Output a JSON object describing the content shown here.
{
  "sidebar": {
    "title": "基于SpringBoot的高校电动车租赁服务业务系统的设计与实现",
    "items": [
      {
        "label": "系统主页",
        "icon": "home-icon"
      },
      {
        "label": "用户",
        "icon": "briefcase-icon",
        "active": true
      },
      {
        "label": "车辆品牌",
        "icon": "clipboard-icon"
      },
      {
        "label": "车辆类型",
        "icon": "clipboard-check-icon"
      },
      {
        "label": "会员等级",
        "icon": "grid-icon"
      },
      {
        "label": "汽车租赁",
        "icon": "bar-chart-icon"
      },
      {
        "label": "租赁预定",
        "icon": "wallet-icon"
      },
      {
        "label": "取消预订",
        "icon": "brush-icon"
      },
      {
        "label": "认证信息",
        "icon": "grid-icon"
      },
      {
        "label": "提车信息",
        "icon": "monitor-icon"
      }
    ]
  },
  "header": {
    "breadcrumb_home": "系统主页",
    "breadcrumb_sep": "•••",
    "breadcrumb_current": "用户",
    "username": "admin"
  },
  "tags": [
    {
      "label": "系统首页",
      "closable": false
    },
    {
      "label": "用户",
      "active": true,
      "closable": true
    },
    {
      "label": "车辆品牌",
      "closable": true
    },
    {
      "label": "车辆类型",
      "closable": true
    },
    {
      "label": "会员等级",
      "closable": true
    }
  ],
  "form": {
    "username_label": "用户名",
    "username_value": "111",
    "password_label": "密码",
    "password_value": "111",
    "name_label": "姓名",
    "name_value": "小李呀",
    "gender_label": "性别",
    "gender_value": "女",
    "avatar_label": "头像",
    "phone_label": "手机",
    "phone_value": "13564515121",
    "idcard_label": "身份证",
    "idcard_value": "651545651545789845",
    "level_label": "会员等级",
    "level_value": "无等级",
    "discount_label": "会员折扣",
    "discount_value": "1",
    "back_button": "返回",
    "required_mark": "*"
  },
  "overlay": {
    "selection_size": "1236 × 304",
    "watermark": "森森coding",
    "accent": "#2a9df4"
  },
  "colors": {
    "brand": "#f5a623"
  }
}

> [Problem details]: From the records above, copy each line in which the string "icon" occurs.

> [Result of this task]:
        "icon": "home-icon"
        "icon": "briefcase-icon",
        "icon": "clipboard-icon"
        "icon": "clipboard-check-icon"
        "icon": "grid-icon"
        "icon": "bar-chart-icon"
        "icon": "wallet-icon"
        "icon": "brush-icon"
        "icon": "grid-icon"
        "icon": "monitor-icon"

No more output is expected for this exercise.